### Problem
Could you retype the records word for word but without any pictures?
-*-
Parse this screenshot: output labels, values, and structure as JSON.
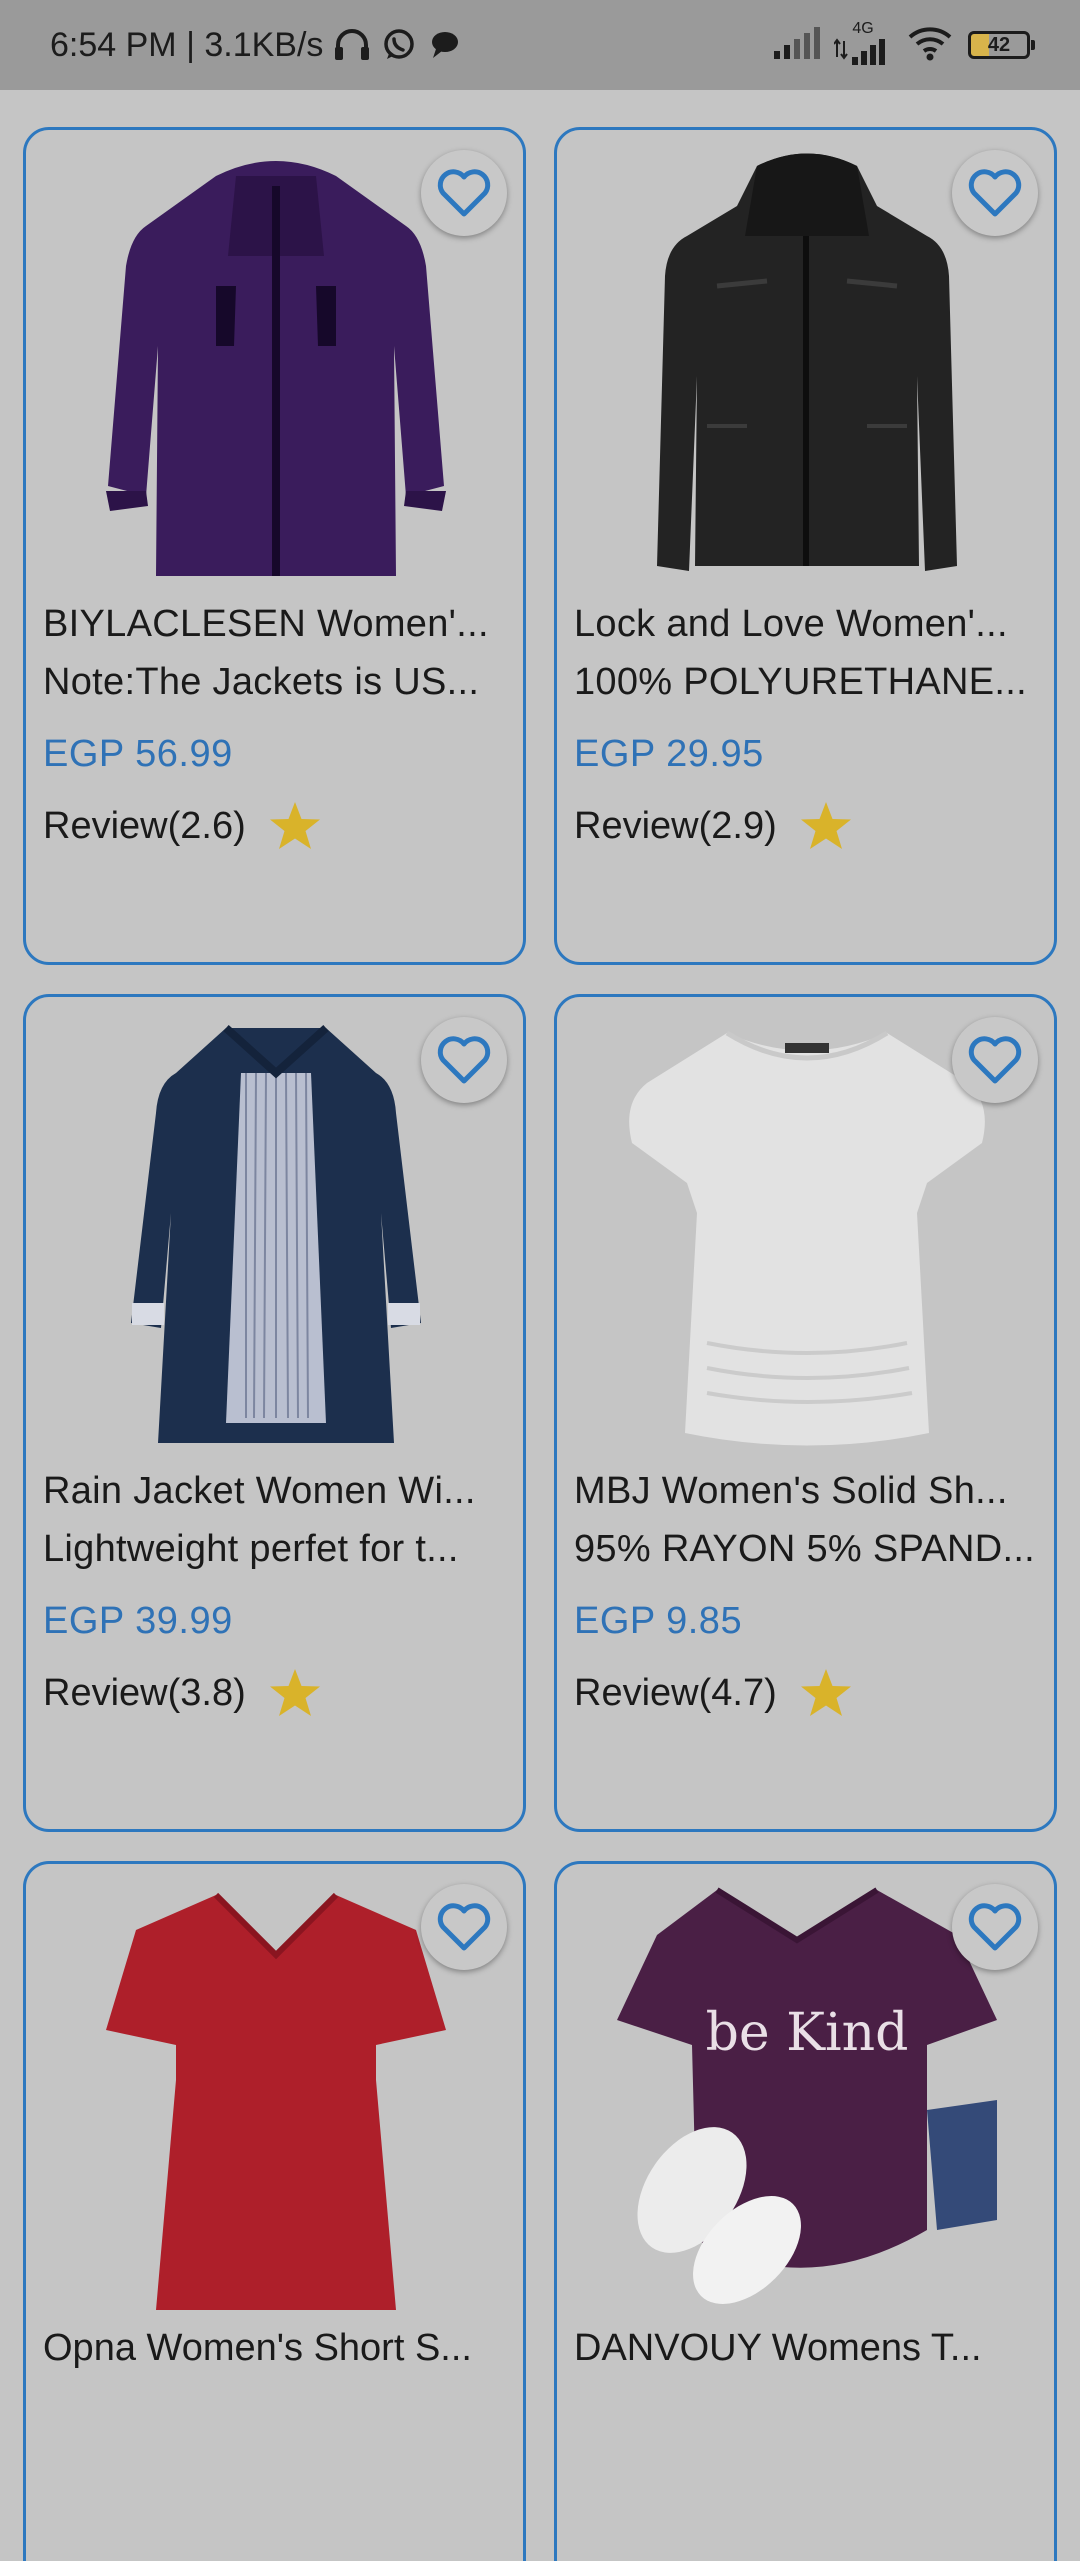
{
  "status_bar": {
    "time": "6:54 PM | 3.1KB/s",
    "network": "4G",
    "battery": "42"
  },
  "products": [
    {
      "title": "BIYLACLESEN Women'...",
      "description": "Note:The Jackets is US...",
      "price": "EGP 56.99",
      "review": "Review(2.6)",
      "image": "purple-jacket",
      "color": "#3d1f5f"
    },
    {
      "title": "Lock and Love Women'...",
      "description": "100% POLYURETHANE...",
      "price": "EGP 29.95",
      "review": "Review(2.9)",
      "image": "black-leather-jacket",
      "color": "#262626"
    },
    {
      "title": "Rain Jacket Women Wi...",
      "description": "Lightweight perfet for t...",
      "price": "EGP 39.99",
      "review": "Review(3.8)",
      "image": "navy-rain-jacket",
      "color": "#1d3150"
    },
    {
      "title": "MBJ Women's Solid Sh...",
      "description": "95% RAYON 5% SPAND...",
      "price": "EGP 9.85",
      "review": "Review(4.7)",
      "image": "white-tshirt",
      "color": "#e4e4e4"
    },
    {
      "title": "Opna Women's Short S...",
      "image": "red-tshirt",
      "color": "#b0202b"
    },
    {
      "title": "DANVOUY Womens T...",
      "image": "be-kind-tshirt",
      "image_text": "be Kind",
      "color": "#4a1f45"
    }
  ],
  "colors": {
    "accent": "#2d78bf",
    "price": "#2f72b6",
    "star": "#d9b32a",
    "background": "#c5c5c5"
  }
}
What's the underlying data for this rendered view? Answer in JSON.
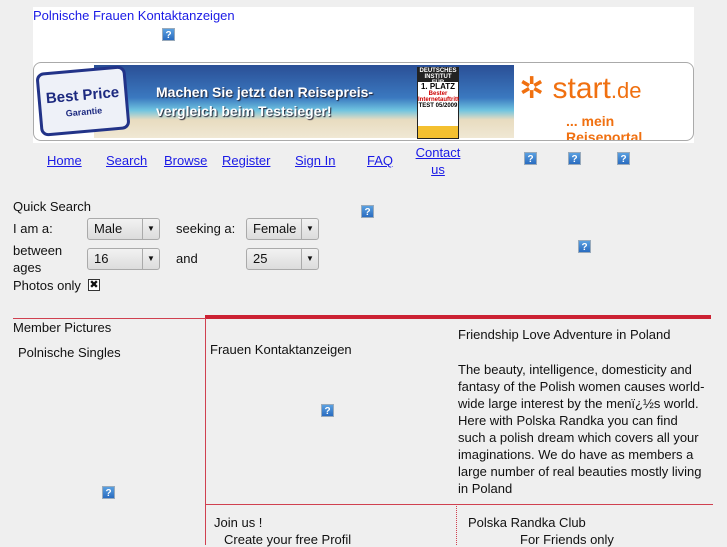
{
  "header": {
    "title": "Polnische Frauen Kontaktanzeigen"
  },
  "banner": {
    "best_price": "Best Price",
    "garantie": "Garantie",
    "slogan_line1": "Machen Sie jetzt den Reisepreis-",
    "slogan_line2": "vergleich beim Testsieger!",
    "badge_top": "DEUTSCHES INSTITUT FÜR SERVICE-QUALITÄT",
    "badge_main": "1. PLATZ",
    "badge_sub": "Bester Internetauftritt",
    "badge_test": "TEST 05/2009",
    "logo_main": "start",
    "logo_tld": ".de",
    "tagline": "... mein Reiseportal"
  },
  "nav": {
    "items": [
      "Home",
      "Search",
      "Browse",
      "Register",
      "Sign In",
      "FAQ",
      "Contact us"
    ]
  },
  "icons": {
    "broken_image": "question-mark-icon"
  },
  "quick_search": {
    "title": "Quick Search",
    "i_am_label": "I am a:",
    "i_am_value": "Male",
    "seeking_label": "seeking a:",
    "seeking_value": "Female",
    "between_label": "between ages",
    "age_from": "16",
    "and_label": "and",
    "age_to": "25",
    "photos_label": "Photos only",
    "photos_checked": true
  },
  "left": {
    "title": "Member Pictures",
    "subtitle": "Polnische Singles"
  },
  "center": {
    "title": "Frauen Kontaktanzeigen"
  },
  "right": {
    "title": "Friendship Love Adventure in Poland",
    "body": "The beauty, intelligence, domesticity and fantasy of the Polish women causes world-wide large interest by the menï¿½s world. Here with Polska Randka you can find such a polish dream which covers all your imaginations. We do have as members a large number of real beauties mostly living in Poland"
  },
  "join": {
    "title": "Join us !",
    "subtitle": "Create your free Profil"
  },
  "club": {
    "title": "Polska Randka Club",
    "subtitle": "For Friends only"
  },
  "colors": {
    "accent": "#cc2233",
    "link": "#1a1ae6",
    "background": "#efefef"
  }
}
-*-
### Task solution
Parse this screenshot: output labels, values, and structure as JSON.
{
  "status_bar": {
    "time": "6:54 PM | 3.1KB/s",
    "network": "4G",
    "battery": "42"
  },
  "products": [
    {
      "title": "BIYLACLESEN Women'...",
      "description": "Note:The Jackets is US...",
      "price": "EGP 56.99",
      "review": "Review(2.6)",
      "image": "purple-jacket",
      "color": "#3d1f5f"
    },
    {
      "title": "Lock and Love Women'...",
      "description": "100% POLYURETHANE...",
      "price": "EGP 29.95",
      "review": "Review(2.9)",
      "image": "black-leather-jacket",
      "color": "#262626"
    },
    {
      "title": "Rain Jacket Women Wi...",
      "description": "Lightweight perfet for t...",
      "price": "EGP 39.99",
      "review": "Review(3.8)",
      "image": "navy-rain-jacket",
      "color": "#1d3150"
    },
    {
      "title": "MBJ Women's Solid Sh...",
      "description": "95% RAYON 5% SPAND...",
      "price": "EGP 9.85",
      "review": "Review(4.7)",
      "image": "white-tshirt",
      "color": "#e4e4e4"
    },
    {
      "title": "Opna Women's Short S...",
      "image": "red-tshirt",
      "color": "#b0202b"
    },
    {
      "title": "DANVOUY Womens T...",
      "image": "be-kind-tshirt",
      "image_text": "be Kind",
      "color": "#4a1f45"
    }
  ],
  "colors": {
    "accent": "#2d78bf",
    "price": "#2f72b6",
    "star": "#d9b32a",
    "background": "#c5c5c5"
  }
}
What's the underlying data for this rendered view? Answer in JSON.
{
  "header": {
    "title": "Polnische Frauen Kontaktanzeigen"
  },
  "banner": {
    "best_price": "Best Price",
    "garantie": "Garantie",
    "slogan_line1": "Machen Sie jetzt den Reisepreis-",
    "slogan_line2": "vergleich beim Testsieger!",
    "badge_top": "DEUTSCHES INSTITUT FÜR SERVICE-QUALITÄT",
    "badge_main": "1. PLATZ",
    "badge_sub": "Bester Internetauftritt",
    "badge_test": "TEST 05/2009",
    "logo_main": "start",
    "logo_tld": ".de",
    "tagline": "... mein Reiseportal"
  },
  "nav": {
    "items": [
      "Home",
      "Search",
      "Browse",
      "Register",
      "Sign In",
      "FAQ",
      "Contact us"
    ]
  },
  "icons": {
    "broken_image": "question-mark-icon"
  },
  "quick_search": {
    "title": "Quick Search",
    "i_am_label": "I am a:",
    "i_am_value": "Male",
    "seeking_label": "seeking a:",
    "seeking_value": "Female",
    "between_label": "between ages",
    "age_from": "16",
    "and_label": "and",
    "age_to": "25",
    "photos_label": "Photos only",
    "photos_checked": true
  },
  "left": {
    "title": "Member Pictures",
    "subtitle": "Polnische Singles"
  },
  "center": {
    "title": "Frauen Kontaktanzeigen"
  },
  "right": {
    "title": "Friendship Love Adventure in Poland",
    "body": "The beauty, intelligence, domesticity and fantasy of the Polish women causes world-wide large interest by the menï¿½s world. Here with Polska Randka you can find such a polish dream which covers all your imaginations. We do have as members a large number of real beauties mostly living in Poland"
  },
  "join": {
    "title": "Join us !",
    "subtitle": "Create your free Profil"
  },
  "club": {
    "title": "Polska Randka Club",
    "subtitle": "For Friends only"
  },
  "colors": {
    "accent": "#cc2233",
    "link": "#1a1ae6",
    "background": "#efefef"
  }
}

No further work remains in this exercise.